[Items from an interface collection]
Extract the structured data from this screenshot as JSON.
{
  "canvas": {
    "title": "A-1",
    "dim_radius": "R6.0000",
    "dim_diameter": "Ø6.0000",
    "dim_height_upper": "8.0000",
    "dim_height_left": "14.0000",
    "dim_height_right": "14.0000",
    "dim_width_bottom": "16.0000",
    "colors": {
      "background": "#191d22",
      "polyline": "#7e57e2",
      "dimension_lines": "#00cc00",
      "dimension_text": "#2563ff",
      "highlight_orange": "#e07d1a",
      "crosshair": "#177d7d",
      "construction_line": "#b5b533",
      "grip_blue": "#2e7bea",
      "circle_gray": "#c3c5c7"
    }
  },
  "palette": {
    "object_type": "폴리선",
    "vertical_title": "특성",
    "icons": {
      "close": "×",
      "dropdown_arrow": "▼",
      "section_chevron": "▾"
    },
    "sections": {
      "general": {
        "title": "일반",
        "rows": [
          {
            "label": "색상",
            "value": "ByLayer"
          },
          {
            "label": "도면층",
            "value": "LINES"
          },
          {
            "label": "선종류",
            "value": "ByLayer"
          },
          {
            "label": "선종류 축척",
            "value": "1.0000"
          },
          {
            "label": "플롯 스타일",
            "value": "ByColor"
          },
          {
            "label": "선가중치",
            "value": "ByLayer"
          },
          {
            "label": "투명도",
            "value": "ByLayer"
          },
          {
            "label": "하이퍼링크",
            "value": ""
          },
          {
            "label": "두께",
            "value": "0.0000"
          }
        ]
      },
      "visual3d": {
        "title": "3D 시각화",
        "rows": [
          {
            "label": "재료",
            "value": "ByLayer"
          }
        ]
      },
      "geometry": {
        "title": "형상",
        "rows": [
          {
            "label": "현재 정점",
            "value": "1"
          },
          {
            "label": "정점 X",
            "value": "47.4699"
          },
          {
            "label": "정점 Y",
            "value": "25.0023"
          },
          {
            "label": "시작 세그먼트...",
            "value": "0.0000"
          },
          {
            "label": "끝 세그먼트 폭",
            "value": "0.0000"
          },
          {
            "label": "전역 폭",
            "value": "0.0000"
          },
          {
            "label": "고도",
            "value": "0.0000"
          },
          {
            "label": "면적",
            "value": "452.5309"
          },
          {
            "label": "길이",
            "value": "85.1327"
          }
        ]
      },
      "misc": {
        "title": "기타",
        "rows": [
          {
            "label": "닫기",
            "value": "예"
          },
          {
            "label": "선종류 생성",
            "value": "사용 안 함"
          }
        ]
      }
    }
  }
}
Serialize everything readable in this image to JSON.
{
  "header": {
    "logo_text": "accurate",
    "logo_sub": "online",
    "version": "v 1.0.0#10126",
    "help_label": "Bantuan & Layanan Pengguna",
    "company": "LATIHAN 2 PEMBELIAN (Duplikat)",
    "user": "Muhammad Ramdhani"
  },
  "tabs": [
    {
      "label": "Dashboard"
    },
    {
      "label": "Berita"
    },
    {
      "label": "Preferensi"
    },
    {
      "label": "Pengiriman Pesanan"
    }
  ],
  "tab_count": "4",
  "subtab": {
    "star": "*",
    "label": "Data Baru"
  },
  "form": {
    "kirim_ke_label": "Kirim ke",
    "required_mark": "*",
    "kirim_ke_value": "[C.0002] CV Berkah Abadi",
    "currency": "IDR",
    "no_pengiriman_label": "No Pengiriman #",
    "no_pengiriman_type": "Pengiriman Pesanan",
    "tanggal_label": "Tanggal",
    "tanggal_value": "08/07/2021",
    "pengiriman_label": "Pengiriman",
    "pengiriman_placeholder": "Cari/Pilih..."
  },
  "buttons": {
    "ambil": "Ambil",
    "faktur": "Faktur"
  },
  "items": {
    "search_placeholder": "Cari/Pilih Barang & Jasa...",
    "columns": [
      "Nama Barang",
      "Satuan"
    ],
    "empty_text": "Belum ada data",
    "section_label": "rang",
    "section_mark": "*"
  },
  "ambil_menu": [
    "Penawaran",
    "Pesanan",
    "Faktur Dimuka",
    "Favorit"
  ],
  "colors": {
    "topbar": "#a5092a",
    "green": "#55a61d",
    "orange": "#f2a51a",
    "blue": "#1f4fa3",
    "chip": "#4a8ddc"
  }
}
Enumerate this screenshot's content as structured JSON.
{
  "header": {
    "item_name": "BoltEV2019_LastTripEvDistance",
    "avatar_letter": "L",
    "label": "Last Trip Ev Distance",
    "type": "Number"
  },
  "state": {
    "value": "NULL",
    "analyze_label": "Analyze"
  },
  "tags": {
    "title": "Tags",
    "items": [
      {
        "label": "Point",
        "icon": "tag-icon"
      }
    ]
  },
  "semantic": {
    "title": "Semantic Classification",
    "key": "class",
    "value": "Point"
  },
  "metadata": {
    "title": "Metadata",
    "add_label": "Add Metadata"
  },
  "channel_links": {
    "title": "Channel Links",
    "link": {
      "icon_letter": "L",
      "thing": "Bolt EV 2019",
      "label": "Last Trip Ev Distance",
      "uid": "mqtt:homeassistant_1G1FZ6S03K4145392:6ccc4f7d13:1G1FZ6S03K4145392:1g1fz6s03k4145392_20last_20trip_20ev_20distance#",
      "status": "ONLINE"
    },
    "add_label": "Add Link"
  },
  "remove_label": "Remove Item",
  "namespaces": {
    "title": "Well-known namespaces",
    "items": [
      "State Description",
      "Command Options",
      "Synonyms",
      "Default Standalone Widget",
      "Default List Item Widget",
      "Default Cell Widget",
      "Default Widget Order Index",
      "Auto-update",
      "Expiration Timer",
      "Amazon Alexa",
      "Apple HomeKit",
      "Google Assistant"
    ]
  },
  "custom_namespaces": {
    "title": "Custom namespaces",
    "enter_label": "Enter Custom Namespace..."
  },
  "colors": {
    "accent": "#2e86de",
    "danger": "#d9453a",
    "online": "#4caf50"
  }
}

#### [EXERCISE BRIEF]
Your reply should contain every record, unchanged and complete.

#### [TASK ANSWER]
Extract the structured data from this screenshot as JSON.
{
  "canvas": {
    "title": "A-1",
    "dim_radius": "R6.0000",
    "dim_diameter": "Ø6.0000",
    "dim_height_upper": "8.0000",
    "dim_height_left": "14.0000",
    "dim_height_right": "14.0000",
    "dim_width_bottom": "16.0000",
    "colors": {
      "background": "#191d22",
      "polyline": "#7e57e2",
      "dimension_lines": "#00cc00",
      "dimension_text": "#2563ff",
      "highlight_orange": "#e07d1a",
      "crosshair": "#177d7d",
      "construction_line": "#b5b533",
      "grip_blue": "#2e7bea",
      "circle_gray": "#c3c5c7"
    }
  },
  "palette": {
    "object_type": "폴리선",
    "vertical_title": "특성",
    "icons": {
      "close": "×",
      "dropdown_arrow": "▼",
      "section_chevron": "▾"
    },
    "sections": {
      "general": {
        "title": "일반",
        "rows": [
          {
            "label": "색상",
            "value": "ByLayer"
          },
          {
            "label": "도면층",
            "value": "LINES"
          },
          {
            "label": "선종류",
            "value": "ByLayer"
          },
          {
            "label": "선종류 축척",
            "value": "1.0000"
          },
          {
            "label": "플롯 스타일",
            "value": "ByColor"
          },
          {
            "label": "선가중치",
            "value": "ByLayer"
          },
          {
            "label": "투명도",
            "value": "ByLayer"
          },
          {
            "label": "하이퍼링크",
            "value": ""
          },
          {
            "label": "두께",
            "value": "0.0000"
          }
        ]
      },
      "visual3d": {
        "title": "3D 시각화",
        "rows": [
          {
            "label": "재료",
            "value": "ByLayer"
          }
        ]
      },
      "geometry": {
        "title": "형상",
        "rows": [
          {
            "label": "현재 정점",
            "value": "1"
          },
          {
            "label": "정점 X",
            "value": "47.4699"
          },
          {
            "label": "정점 Y",
            "value": "25.0023"
          },
          {
            "label": "시작 세그먼트...",
            "value": "0.0000"
          },
          {
            "label": "끝 세그먼트 폭",
            "value": "0.0000"
          },
          {
            "label": "전역 폭",
            "value": "0.0000"
          },
          {
            "label": "고도",
            "value": "0.0000"
          },
          {
            "label": "면적",
            "value": "452.5309"
          },
          {
            "label": "길이",
            "value": "85.1327"
          }
        ]
      },
      "misc": {
        "title": "기타",
        "rows": [
          {
            "label": "닫기",
            "value": "예"
          },
          {
            "label": "선종류 생성",
            "value": "사용 안 함"
          }
        ]
      }
    }
  }
}
Serialize everything readable in this image to JSON.
{
  "header": {
    "logo_text": "accurate",
    "logo_sub": "online",
    "version": "v 1.0.0#10126",
    "help_label": "Bantuan & Layanan Pengguna",
    "company": "LATIHAN 2 PEMBELIAN (Duplikat)",
    "user": "Muhammad Ramdhani"
  },
  "tabs": [
    {
      "label": "Dashboard"
    },
    {
      "label": "Berita"
    },
    {
      "label": "Preferensi"
    },
    {
      "label": "Pengiriman Pesanan"
    }
  ],
  "tab_count": "4",
  "subtab": {
    "star": "*",
    "label": "Data Baru"
  },
  "form": {
    "kirim_ke_label": "Kirim ke",
    "required_mark": "*",
    "kirim_ke_value": "[C.0002] CV Berkah Abadi",
    "currency": "IDR",
    "no_pengiriman_label": "No Pengiriman #",
    "no_pengiriman_type": "Pengiriman Pesanan",
    "tanggal_label": "Tanggal",
    "tanggal_value": "08/07/2021",
    "pengiriman_label": "Pengiriman",
    "pengiriman_placeholder": "Cari/Pilih..."
  },
  "buttons": {
    "ambil": "Ambil",
    "faktur": "Faktur"
  },
  "items": {
    "search_placeholder": "Cari/Pilih Barang & Jasa...",
    "columns": [
      "Nama Barang",
      "Satuan"
    ],
    "empty_text": "Belum ada data",
    "section_label": "rang",
    "section_mark": "*"
  },
  "ambil_menu": [
    "Penawaran",
    "Pesanan",
    "Faktur Dimuka",
    "Favorit"
  ],
  "colors": {
    "topbar": "#a5092a",
    "green": "#55a61d",
    "orange": "#f2a51a",
    "blue": "#1f4fa3",
    "chip": "#4a8ddc"
  }
}
Enumerate this screenshot's content as structured JSON.
{
  "header": {
    "item_name": "BoltEV2019_LastTripEvDistance",
    "avatar_letter": "L",
    "label": "Last Trip Ev Distance",
    "type": "Number"
  },
  "state": {
    "value": "NULL",
    "analyze_label": "Analyze"
  },
  "tags": {
    "title": "Tags",
    "items": [
      {
        "label": "Point",
        "icon": "tag-icon"
      }
    ]
  },
  "semantic": {
    "title": "Semantic Classification",
    "key": "class",
    "value": "Point"
  },
  "metadata": {
    "title": "Metadata",
    "add_label": "Add Metadata"
  },
  "channel_links": {
    "title": "Channel Links",
    "link": {
      "icon_letter": "L",
      "thing": "Bolt EV 2019",
      "label": "Last Trip Ev Distance",
      "uid": "mqtt:homeassistant_1G1FZ6S03K4145392:6ccc4f7d13:1G1FZ6S03K4145392:1g1fz6s03k4145392_20last_20trip_20ev_20distance#",
      "status": "ONLINE"
    },
    "add_label": "Add Link"
  },
  "remove_label": "Remove Item",
  "namespaces": {
    "title": "Well-known namespaces",
    "items": [
      "State Description",
      "Command Options",
      "Synonyms",
      "Default Standalone Widget",
      "Default List Item Widget",
      "Default Cell Widget",
      "Default Widget Order Index",
      "Auto-update",
      "Expiration Timer",
      "Amazon Alexa",
      "Apple HomeKit",
      "Google Assistant"
    ]
  },
  "custom_namespaces": {
    "title": "Custom namespaces",
    "enter_label": "Enter Custom Namespace..."
  },
  "colors": {
    "accent": "#2e86de",
    "danger": "#d9453a",
    "online": "#4caf50"
  }
}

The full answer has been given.